Get The Herald delivered to your inbox daily.

The University has reported a budget deficit for at least the last 10 years, a claim that Bunsis said “flabbergasted” him. “The tuition revenue growth, and the growth of the other revenue sources, suggests they are going to have more than sufficient resources to deal with any issue they have,” he said. “They should be very happy with where things are now.”

The University currently has $1.06 billion in reserves, not counting property, according to Bunsis’s analysis. That sum, he said, would support the University for nearly 11 months. In 2020, the University had 10.3 months’ worth of reserves. 

Reserves that can sustain a university for more than 10 months are “very high, significant and solid,” according to Bunsis’s presentation. 

“Any suggestion that they needed to reduce the retirement contribution to employees, which saves them a small fraction of those reserves, is without merit. And they certainly have the resources to pay back every penny they did not put into retirement accounts.”

At the Q&A session, professors and administrators said they were frustrated to have received neither compensation for the four months of retirement reduction nor raises that matched the rate of inflation.

“It’s quite unsettling and alarming,” Professor of German Studies and Comparative Literature Gerhard Richter said at the event. “I think the fact that so many concerned faculty members are here this afternoon also speaks to the seriousness of the situation.”

Associate Professor of German Studies and Chair of German Studies Kristina Mendicino, who also serves as the president of Brown’s AAUP chapter, reiterated the sense of disillusionment among faculty. “There is a growing impression among members of the AAUP that major decisions regarding the future of our institution are being made not on the basis of financial necessity, but on the basis of priorities that are not in alignment with achieving the mission of an educational institution,” she said.

Clark noted that faculty play a role in designing the budget. “Brown’s budget process is led by the University Resources Committee, a representative group that includes faculty, staff and students in addition to administrative leaders,” Clark wrote. “That group conducts substantial analysis throughout the year — informed by external data from multiple sources — to develop appropriate benchmarks for faculty compensation levels.
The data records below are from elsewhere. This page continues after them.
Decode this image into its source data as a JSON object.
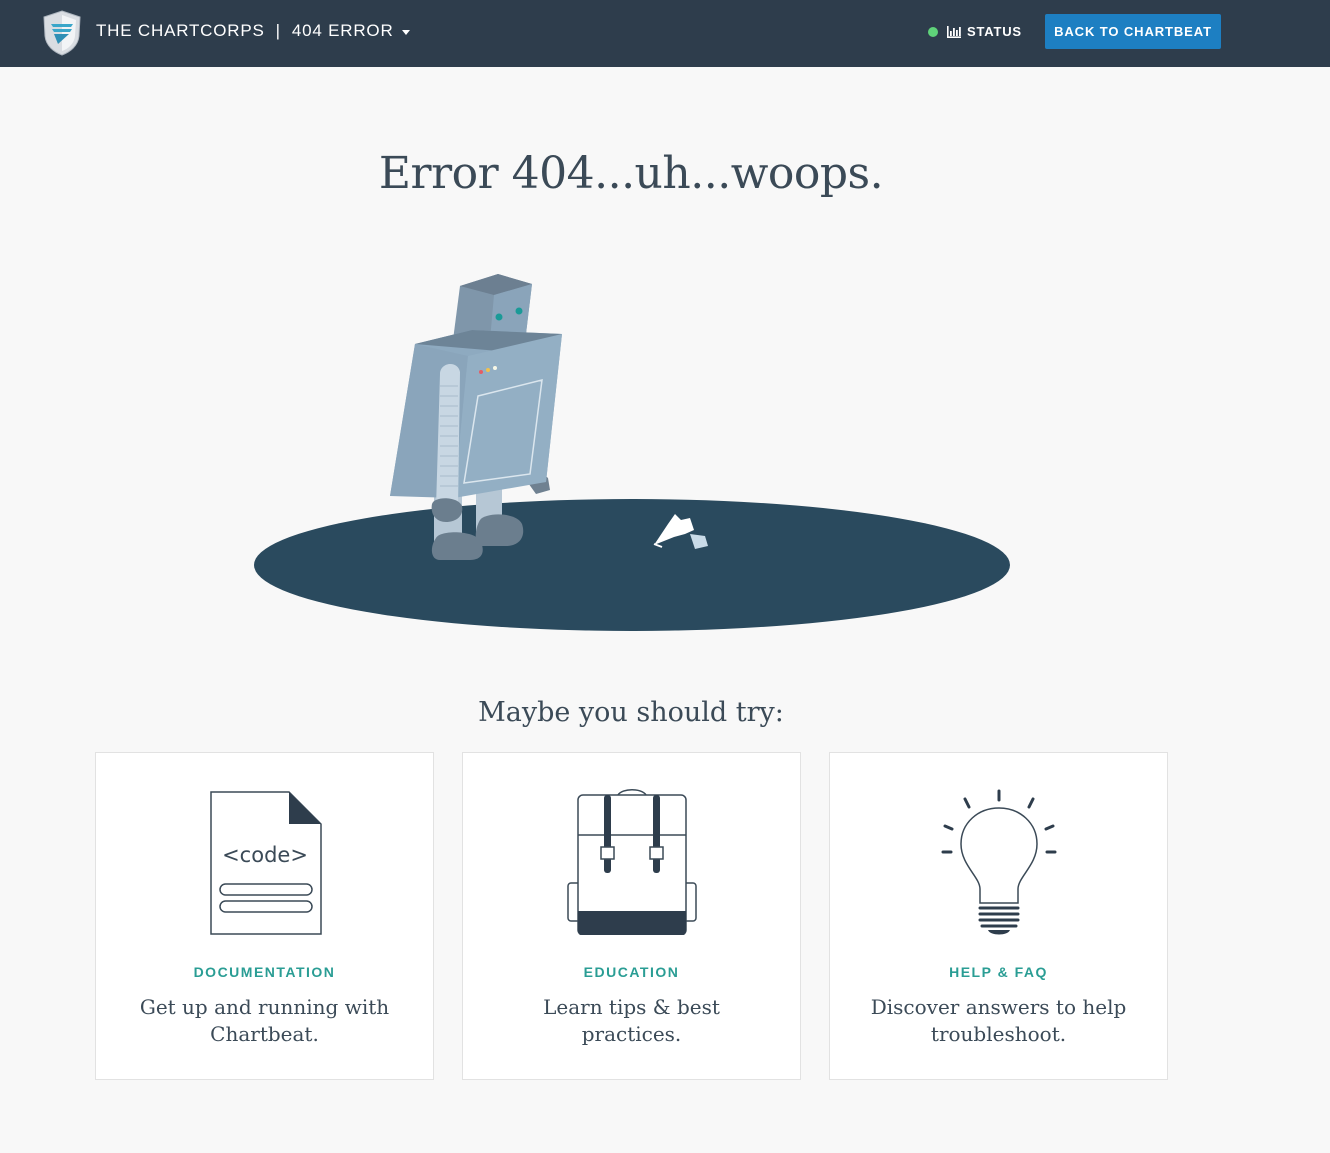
{
  "header": {
    "brand": "THE CHARTCORPS",
    "separator": "|",
    "section": "404 ERROR",
    "status_label": "STATUS",
    "status_color": "#5fd37a",
    "back_button": "BACK TO CHARTBEAT",
    "background": "#2e3d4c",
    "accent": "#1d7fc2"
  },
  "main": {
    "title": "Error 404...uh...woops.",
    "illustration": "robot-with-spotlight",
    "subtitle": "Maybe you should try:"
  },
  "cards": [
    {
      "icon": "document-code-icon",
      "icon_text": "<code>",
      "title": "DOCUMENTATION",
      "description": "Get up and running with Chartbeat."
    },
    {
      "icon": "backpack-icon",
      "title": "EDUCATION",
      "description": "Learn tips & best practices."
    },
    {
      "icon": "lightbulb-icon",
      "title": "HELP & FAQ",
      "description": "Discover answers to help troubleshoot."
    }
  ]
}
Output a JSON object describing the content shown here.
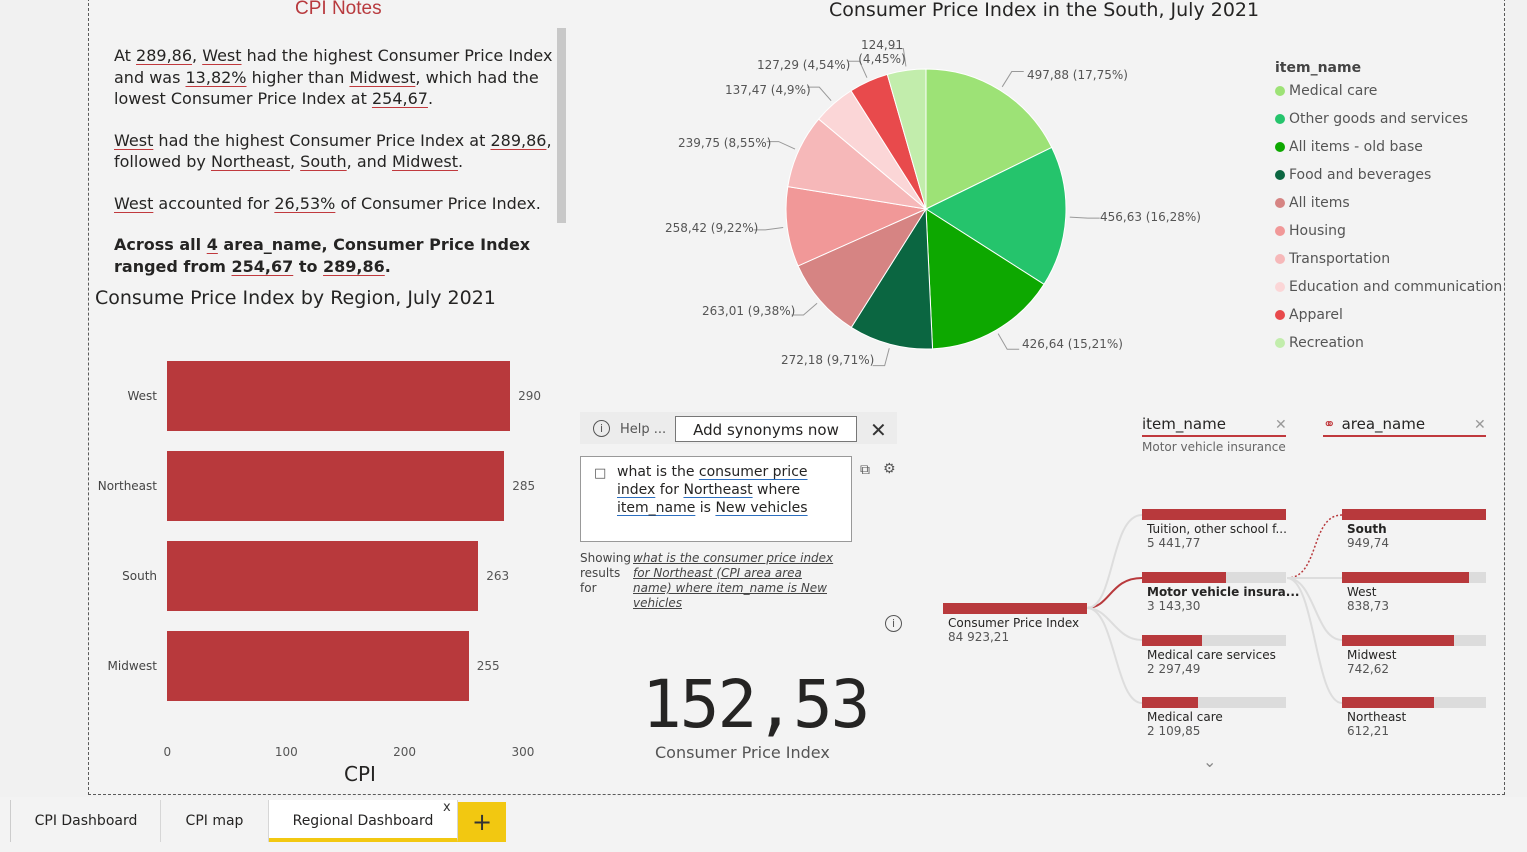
{
  "notes": {
    "title": "CPI Notes",
    "p1": [
      {
        "t": "At ",
        "u": false
      },
      {
        "t": "289,86",
        "u": true
      },
      {
        "t": ", ",
        "u": false
      },
      {
        "t": "West",
        "u": true
      },
      {
        "t": " had the highest Consumer Price Index and was ",
        "u": false
      },
      {
        "t": "13,82%",
        "u": true
      },
      {
        "t": " higher than ",
        "u": false
      },
      {
        "t": "Midwest",
        "u": true
      },
      {
        "t": ", which had the lowest Consumer Price Index at ",
        "u": false
      },
      {
        "t": "254,67",
        "u": true
      },
      {
        "t": ".",
        "u": false
      }
    ],
    "p2": [
      {
        "t": "West",
        "u": true
      },
      {
        "t": " had the highest Consumer Price Index at ",
        "u": false
      },
      {
        "t": "289,86",
        "u": true
      },
      {
        "t": ", followed by ",
        "u": false
      },
      {
        "t": "Northeast",
        "u": true
      },
      {
        "t": ", ",
        "u": false
      },
      {
        "t": "South",
        "u": true
      },
      {
        "t": ", and ",
        "u": false
      },
      {
        "t": "Midwest",
        "u": true
      },
      {
        "t": ".",
        "u": false
      }
    ],
    "p3": [
      {
        "t": "West",
        "u": true
      },
      {
        "t": " accounted for ",
        "u": false
      },
      {
        "t": "26,53%",
        "u": true
      },
      {
        "t": " of Consumer Price Index.",
        "u": false
      }
    ],
    "p4": [
      {
        "t": "Across all ",
        "u": false
      },
      {
        "t": "4",
        "u": true
      },
      {
        "t": " area_name, Consumer Price Index ranged from ",
        "u": false
      },
      {
        "t": "254,67",
        "u": true
      },
      {
        "t": " to ",
        "u": false
      },
      {
        "t": "289,86",
        "u": true
      },
      {
        "t": ".",
        "u": false
      }
    ]
  },
  "bar_chart": {
    "title": "Consume Price Index by Region, July 2021",
    "xlabel": "CPI",
    "color": "#b8393c",
    "chart_data": {
      "type": "bar",
      "orientation": "horizontal",
      "categories": [
        "West",
        "Northeast",
        "South",
        "Midwest"
      ],
      "values": [
        290,
        285,
        263,
        255
      ],
      "xticks": [
        "0",
        "100",
        "200",
        "300"
      ],
      "xlim": [
        0,
        300
      ],
      "xlabel": "CPI",
      "title": "Consume Price Index by Region, July 2021"
    }
  },
  "pie_chart": {
    "title": "Consumer Price Index in the South, July 2021",
    "legend_title": "item_name",
    "chart_data": {
      "type": "pie",
      "title": "Consumer Price Index in the South, July 2021",
      "legend_title": "item_name",
      "slices": [
        {
          "name": "Medical care",
          "value": 497.88,
          "label": "497,88 (17,75%)",
          "color": "#9de276"
        },
        {
          "name": "Other goods and services",
          "value": 456.63,
          "label": "456,63 (16,28%)",
          "color": "#25c46c"
        },
        {
          "name": "All items - old base",
          "value": 426.64,
          "label": "426,64 (15,21%)",
          "color": "#0da800"
        },
        {
          "name": "Food and beverages",
          "value": 272.18,
          "label": "272,18 (9,71%)",
          "color": "#0b6641"
        },
        {
          "name": "All items",
          "value": 263.01,
          "label": "263,01 (9,38%)",
          "color": "#d68483"
        },
        {
          "name": "Housing",
          "value": 258.42,
          "label": "258,42 (9,22%)",
          "color": "#f19898"
        },
        {
          "name": "Transportation",
          "value": 239.75,
          "label": "239,75 (8,55%)",
          "color": "#f6b8b9"
        },
        {
          "name": "Education and communication",
          "value": 137.47,
          "label": "137,47 (4,9%)",
          "color": "#fbd6d7"
        },
        {
          "name": "Apparel",
          "value": 127.29,
          "label": "127,29 (4,54%)",
          "color": "#e84a4c"
        },
        {
          "name": "Recreation",
          "value": 124.91,
          "label": "124,91 (4,45%)",
          "color": "#c2edac"
        }
      ]
    }
  },
  "qa": {
    "help": "Help ...",
    "synonyms_button": "Add synonyms now",
    "close": "✕",
    "question_parts": [
      {
        "t": "what is the ",
        "c": ""
      },
      {
        "t": "consumer price index",
        "c": "bu"
      },
      {
        "t": " for ",
        "c": ""
      },
      {
        "t": "Northeast",
        "c": "bu dotu"
      },
      {
        "t": " where ",
        "c": ""
      },
      {
        "t": "item_name",
        "c": "bu"
      },
      {
        "t": " is ",
        "c": ""
      },
      {
        "t": "New vehicles",
        "c": "bu"
      }
    ],
    "showing": "Showing results for",
    "result_link": "what is the consumer price index for Northeast (CPI area area name) where item_name is New vehicles",
    "card_value": "152,53",
    "card_label": "Consumer Price Index"
  },
  "decomp": {
    "header1": "item_name",
    "header1_sub": "Motor vehicle insurance",
    "header2": "area_name",
    "root": {
      "label": "Consumer Price Index",
      "value": "84 923,21"
    },
    "items": [
      {
        "label": "Tuition, other school f...",
        "value": "5 441,77",
        "fill": 1.0
      },
      {
        "label": "Motor vehicle insura...",
        "value": "3 143,30",
        "fill": 0.58
      },
      {
        "label": "Medical care services",
        "value": "2 297,49",
        "fill": 0.42
      },
      {
        "label": "Medical care",
        "value": "2 109,85",
        "fill": 0.39
      }
    ],
    "areas": [
      {
        "label": "South",
        "value": "949,74",
        "fill": 1.0
      },
      {
        "label": "West",
        "value": "838,73",
        "fill": 0.88
      },
      {
        "label": "Midwest",
        "value": "742,62",
        "fill": 0.78
      },
      {
        "label": "Northeast",
        "value": "612,21",
        "fill": 0.64
      }
    ]
  },
  "tabs": {
    "items": [
      "CPI Dashboard",
      "CPI map",
      "Regional Dashboard"
    ],
    "active": "Regional Dashboard",
    "close": "x",
    "add": "+"
  }
}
Based on recommendations from the URC, for Fiscal Years 2022 and 2023, Brown implemented the largest salary increases in more than 10 years, and we remain highly competitive in our ability to attract world-class faculty.”

“In addition to posting the full URC report, we publicly post data with details on faculty counts (and) average salaries and trends over time, to keep our community informed,” he added. “We’re committed to continuing to invest in our faculty and the important teaching, learning and research efforts they lead.”
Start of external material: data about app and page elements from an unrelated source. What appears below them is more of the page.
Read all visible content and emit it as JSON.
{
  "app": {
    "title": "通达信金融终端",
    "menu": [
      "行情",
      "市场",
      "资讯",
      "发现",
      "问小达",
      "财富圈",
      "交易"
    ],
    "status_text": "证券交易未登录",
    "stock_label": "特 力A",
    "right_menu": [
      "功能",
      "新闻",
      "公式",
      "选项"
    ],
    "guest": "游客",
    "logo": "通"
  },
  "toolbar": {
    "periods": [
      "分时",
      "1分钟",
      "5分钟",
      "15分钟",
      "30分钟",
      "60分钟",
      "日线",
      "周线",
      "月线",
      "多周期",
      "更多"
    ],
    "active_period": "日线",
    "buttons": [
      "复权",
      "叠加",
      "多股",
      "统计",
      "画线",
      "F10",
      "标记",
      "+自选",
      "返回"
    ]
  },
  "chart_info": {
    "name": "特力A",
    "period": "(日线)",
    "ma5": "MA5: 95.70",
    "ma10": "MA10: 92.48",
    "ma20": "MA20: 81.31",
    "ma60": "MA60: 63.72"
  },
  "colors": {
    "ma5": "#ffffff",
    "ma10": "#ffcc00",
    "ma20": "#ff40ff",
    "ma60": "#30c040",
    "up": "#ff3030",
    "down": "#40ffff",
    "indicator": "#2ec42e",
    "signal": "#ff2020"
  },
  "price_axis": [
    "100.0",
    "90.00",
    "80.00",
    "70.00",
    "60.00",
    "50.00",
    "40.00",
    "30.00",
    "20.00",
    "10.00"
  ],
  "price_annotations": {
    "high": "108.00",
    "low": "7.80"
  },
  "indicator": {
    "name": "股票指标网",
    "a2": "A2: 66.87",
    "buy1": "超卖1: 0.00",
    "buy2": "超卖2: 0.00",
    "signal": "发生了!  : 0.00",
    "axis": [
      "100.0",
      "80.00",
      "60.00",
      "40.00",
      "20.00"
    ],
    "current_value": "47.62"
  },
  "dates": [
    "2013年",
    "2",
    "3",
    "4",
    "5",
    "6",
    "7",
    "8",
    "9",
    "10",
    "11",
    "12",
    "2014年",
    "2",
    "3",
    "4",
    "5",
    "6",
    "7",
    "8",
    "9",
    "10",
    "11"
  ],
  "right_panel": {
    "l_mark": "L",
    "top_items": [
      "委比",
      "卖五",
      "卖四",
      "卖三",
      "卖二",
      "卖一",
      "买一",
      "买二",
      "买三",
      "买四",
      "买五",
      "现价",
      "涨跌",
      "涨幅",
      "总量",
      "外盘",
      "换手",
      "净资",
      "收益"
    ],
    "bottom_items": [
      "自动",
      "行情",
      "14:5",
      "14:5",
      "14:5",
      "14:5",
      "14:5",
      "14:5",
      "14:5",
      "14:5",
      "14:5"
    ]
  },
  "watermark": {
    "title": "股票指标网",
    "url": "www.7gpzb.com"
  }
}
Bunsis concluded by encouraging faculty to take collective action in securing better pay. “You should act like a union, even if you’re not a union,” he said. “Whether it be statements, whether it be meetings, whether it be motions, whether it be rallies, it has to be done as a collective. I think all of those things should be on the table — you have to change the conversation.”

“Pardon my language,” Bunsis said. “The word budgets starts with a B and ends with an S."

Charlie Clynes

Charlie Clynes is the managing editor of digital content and technology on The Herald's 134th Editorial Board. Previously, he covered University Hall and the graduate labor organization as a University News editor. A concentrator in history and applied math, he loves geography quizzes and has strong opinions about chalk.

Powered by SNworks Solutions by The State News
All Content © 2024 The Brown Daily Herald, Inc.